Best Project Specialty Contracting: Simon Skjodt International Orangutan Center
Equal parts habitat, exhibit and research facility, the $26-million Simon Skjodt International Orangutan Center at the Indianapolis Zoo presented a high degree of difficulty in forming and placing concrete, in one instance due to varying radii among perimeter walls, each too large for a conventional radius-form system.
To address the issue, Indianapolis-based concrete contractor Midwest Constructors fabricated aluminum gang forms, with plywood shimmed to create light radii for panels.
Other geometric challenges awaited the contractor in Skjodt's Orangutan Day Room, where 60-ft-high concrete walls infill between structural-steel columns. With walls tilting and folding to follow the irregular geometry of structural steel, Midwest relied extensively on 3D modeling to construct formwork.

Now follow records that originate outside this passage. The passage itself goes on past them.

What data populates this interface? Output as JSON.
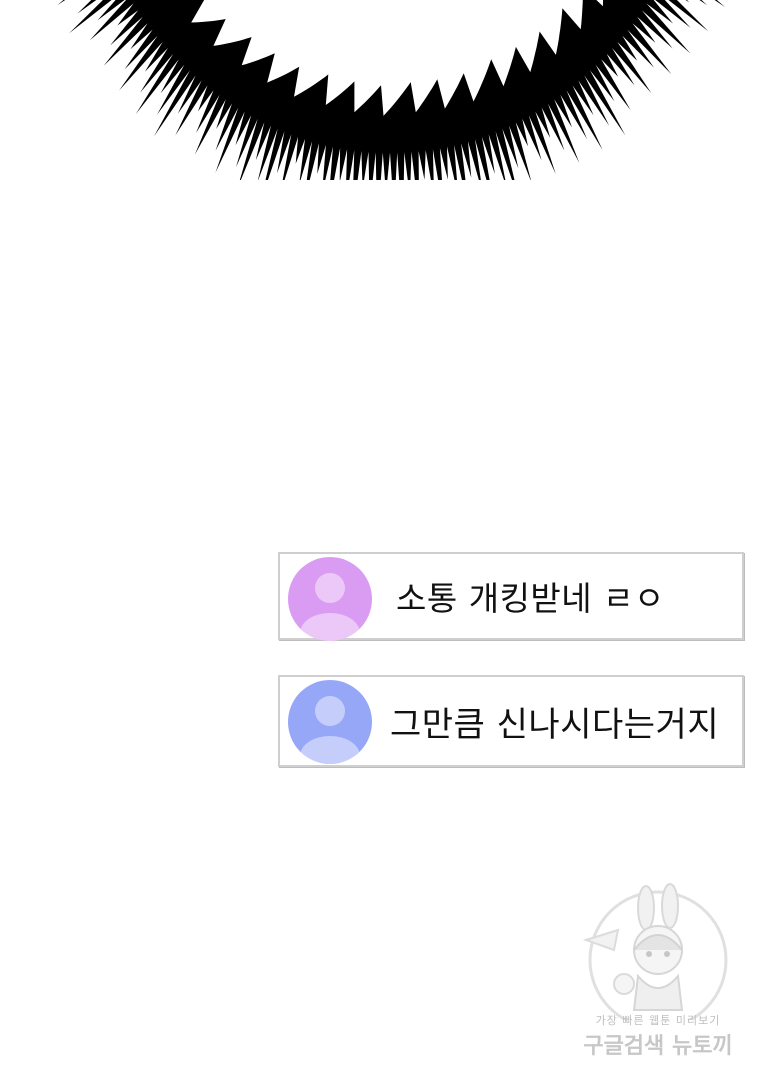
{
  "comments": [
    {
      "avatar_color": "#da9cf3",
      "text": "소통 개킹받네 ㄹㅇ"
    },
    {
      "avatar_color": "#96a7f7",
      "text": "그만큼 신나시다는거지"
    }
  ],
  "watermark": {
    "line1": "가장 빠른 웹툰 미리보기",
    "line2": "구글검색 뉴토끼"
  }
}
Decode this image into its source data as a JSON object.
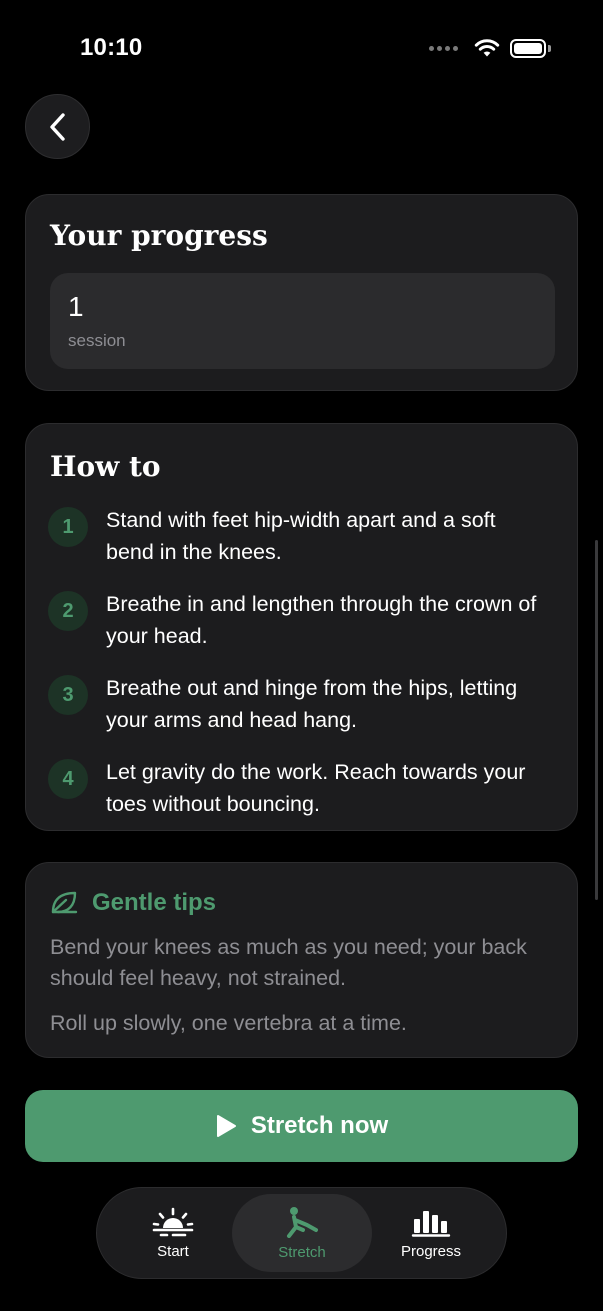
{
  "status_bar": {
    "time": "10:10"
  },
  "progress_card": {
    "title": "Your progress",
    "stat_value": "1",
    "stat_label": "session"
  },
  "howto": {
    "title": "How to",
    "steps": [
      {
        "num": "1",
        "text": "Stand with feet hip-width apart and a soft bend in the knees."
      },
      {
        "num": "2",
        "text": "Breathe in and lengthen through the crown of your head."
      },
      {
        "num": "3",
        "text": "Breathe out and hinge from the hips, letting your arms and head hang."
      },
      {
        "num": "4",
        "text": "Let gravity do the work. Reach towards your toes without bouncing."
      }
    ]
  },
  "tips": {
    "title": "Gentle tips",
    "items": [
      "Bend your knees as much as you need; your back should feel heavy, not strained.",
      "Roll up slowly, one vertebra at a time."
    ]
  },
  "primary_button": {
    "label": "Stretch now"
  },
  "tab_bar": {
    "tabs": [
      {
        "label": "Start",
        "icon": "sunrise-icon",
        "active": false
      },
      {
        "label": "Stretch",
        "icon": "stretch-figure-icon",
        "active": true
      },
      {
        "label": "Progress",
        "icon": "bar-chart-icon",
        "active": false
      }
    ]
  },
  "colors": {
    "background": "#000000",
    "card": "#1c1c1e",
    "accent": "#4e9a6f",
    "secondary_text": "#8e8e93"
  }
}
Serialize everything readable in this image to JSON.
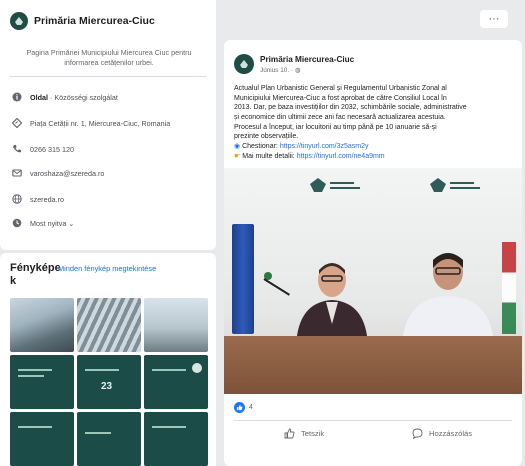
{
  "page": {
    "name": "Primăria Miercurea-Ciuc",
    "description": "Pagina Primăriei Municipiului Miercurea Ciuc pentru informarea cetățenilor urbei."
  },
  "info": {
    "category_prefix": "Oldal",
    "category": "Közösségi szolgálat",
    "address": "Piața Cetății nr. 1, Miercurea-Ciuc, Romania",
    "phone": "0266 315 120",
    "email": "varoshaza@szereda.ro",
    "website": "szereda.ro",
    "rating": "Most nyitva"
  },
  "photos": {
    "title": "Fényképe k",
    "see_all": "Minden fénykép megtekintése",
    "thumb_number": "23"
  },
  "post": {
    "author": "Primăria Miercurea-Ciuc",
    "time": "Június 10. · ",
    "lines": [
      "Actualul Plan Urbanistic General și Regulamentul Urbanistic Zonal al",
      "Municipiului Miercurea-Ciuc a fost aprobat de către Consiliul Local în",
      "2013. Dar, pe baza investițiilor din 2032, schimbările sociale, administrative",
      "și economice din ultimii zece ani fac necesară actualizarea acestuia.",
      "Procesul a început, iar locuitorii au timp până pe 10 ianuarie să-și",
      "prezinte observațiile."
    ],
    "survey_label": "Chestionar:",
    "survey_link": "https://tinyurl.com/3z5asm2y",
    "more_label": "Mai multe detalii:",
    "more_link": "https://tinyurl.com/ne4a9mm",
    "reaction_count": "4",
    "like_label": "Tetszik",
    "comment_label": "Hozzászólás"
  },
  "menu_glyph": "···",
  "colors": {
    "brand": "#1f4d46",
    "link": "#216fdb",
    "like": "#1877f2"
  }
}
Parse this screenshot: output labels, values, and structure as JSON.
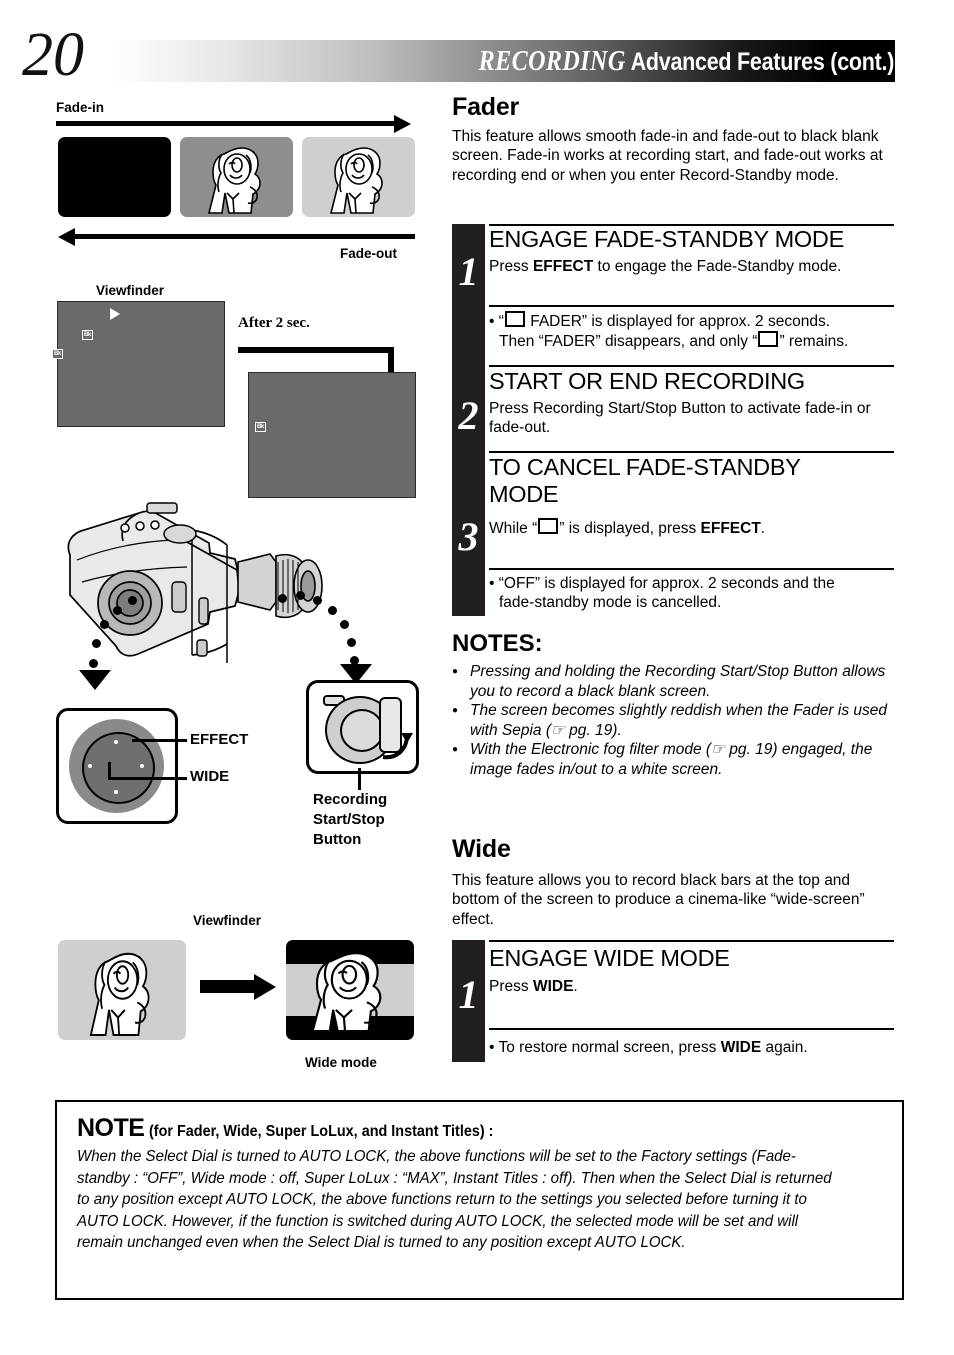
{
  "header": {
    "page_number": "20",
    "title_italic": "RECORDING",
    "title_bold": "Advanced Features (cont.)"
  },
  "left_column": {
    "fade_diagram": {
      "fade_in_label": "Fade-in",
      "fade_out_label": "Fade-out",
      "panels": [
        {
          "name": "black-blank-frame",
          "shade": "#000000"
        },
        {
          "name": "mid-fade-frame",
          "shade": "#8e8e8e"
        },
        {
          "name": "full-image-frame",
          "shade": "#cfcfcf"
        }
      ]
    },
    "viewfinder_fader": {
      "label": "Viewfinder",
      "after_label": "After 2 sec.",
      "osd_before": [
        "▶",
        "Bk",
        "Bk"
      ],
      "osd_after": [
        "Bk"
      ]
    },
    "camcorder_callouts": {
      "effect_label": "EFFECT",
      "wide_label": "WIDE",
      "recording_button_label": "Recording\nStart/Stop\nButton",
      "recording_button_lines": [
        "Recording",
        "Start/Stop",
        "Button"
      ]
    },
    "wide_diagram": {
      "label": "Viewfinder",
      "result_label": "Wide mode"
    }
  },
  "fader": {
    "title": "Fader",
    "intro": "This feature allows smooth fade-in and fade-out to black blank screen. Fade-in works at recording start, and fade-out works at recording end or when you enter Record-Standby mode.",
    "steps": [
      {
        "number": "1",
        "heading": "ENGAGE FADE-STANDBY MODE",
        "body_pre": "Press ",
        "body_bold": "EFFECT",
        "body_post": " to engage the Fade-Standby mode.",
        "note_1a": "• “",
        "note_1b": " FADER” is displayed for approx. 2 seconds.",
        "note_1c": "Then “FADER” disappears, and only “",
        "note_1d": "” remains."
      },
      {
        "number": "2",
        "heading": "START OR END RECORDING",
        "body": "Press Recording Start/Stop Button to activate fade-in or fade-out."
      },
      {
        "number": "3",
        "heading_line1": "TO CANCEL FADE-STANDBY",
        "heading_line2": "MODE",
        "body_pre": "While “",
        "body_post": "” is displayed, press ",
        "body_bold": "EFFECT",
        "body_end": ".",
        "note_line1": "• “OFF” is displayed for approx. 2 seconds and the",
        "note_line2": "fade-standby mode is cancelled."
      }
    ]
  },
  "notes": {
    "heading": "NOTES:",
    "items": [
      "Pressing and holding the Recording Start/Stop Button allows you to record a black blank screen.",
      "The screen becomes slightly reddish when the Fader is used with Sepia (☞ pg. 19).",
      "With the Electronic fog filter mode (☞ pg. 19) engaged, the image fades in/out to a white screen."
    ]
  },
  "wide": {
    "title": "Wide",
    "intro": "This feature allows you to record black bars at the top and bottom of the screen to produce a cinema-like “wide-screen” effect.",
    "step": {
      "number": "1",
      "heading": "ENGAGE WIDE MODE",
      "body_pre": "Press ",
      "body_bold": "WIDE",
      "body_post": ".",
      "note_pre": "• To restore normal screen, press ",
      "note_bold": "WIDE",
      "note_post": " again."
    }
  },
  "bottom_note": {
    "title": "NOTE",
    "subtitle": "(for Fader, Wide, Super LoLux, and Instant Titles) :",
    "body": "When the Select Dial is turned to AUTO LOCK, the above functions will be set to the Factory settings (Fade-standby : “OFF”, Wide mode : off, Super LoLux : “MAX”, Instant Titles : off). Then when the Select Dial is returned to any position except AUTO LOCK, the above functions return to the settings you selected before turning it to AUTO LOCK. However, if the function is switched during AUTO LOCK, the selected mode will be set and will remain unchanged even when the Select Dial is turned to any position except AUTO LOCK."
  }
}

Tight tolerances in steel fabrication and erection precluded prefabrication or reuse of forms. Accordingly, each was constructed in place, by hand, to adhere to the angle and batter of in-place steel.
Timely completion of the walls was a critical task to closing the building and proceeding with subsequent work. However, crews were limited to forming only two of the 10 sections at a time, due to the amount of space that the shoring equipment required.
All phases of concrete work were integrally linked, requiring 100% completion of one phase before commencement of the next. Lower-level battered walls, for instance, support a main level structural deck, which shoulders loads of upper-level battered walls. As a result, concrete work could not deviate from schedule.
Among other benefits, the finished concrete helps maintain comfortable temperatures for the animals, particularly during the winter months. The material also proves useful in meeting federal sanitation standards, which require washable walls for zoos.
The center, slightly larger than a pair of football fields, includes a 150-ft-tall tower and a 1,200-ft-long aerial cable. In addition to providing unique perspectives and opportunity for interaction, the exhibit serves as a vital education, research and conservation center for a critically endangered species.
Simon Skjodt International Orangutan Center, Indianapolis
Owner Indianapolis Zoological Society
General Contractor Turner Construction Co., Indianapolis
Architect Browning Day Mullins Dierdorf, Indianapolis
Structural Engineer Fink Roberts and Petrie, Indianapolis
MEP Engineer Circle Design Group Inc., Indianapolis
Civil Engineer Silver Creek Engineering, Indianapolis
Concrete Contractor Midwest Constructors, Indianapolis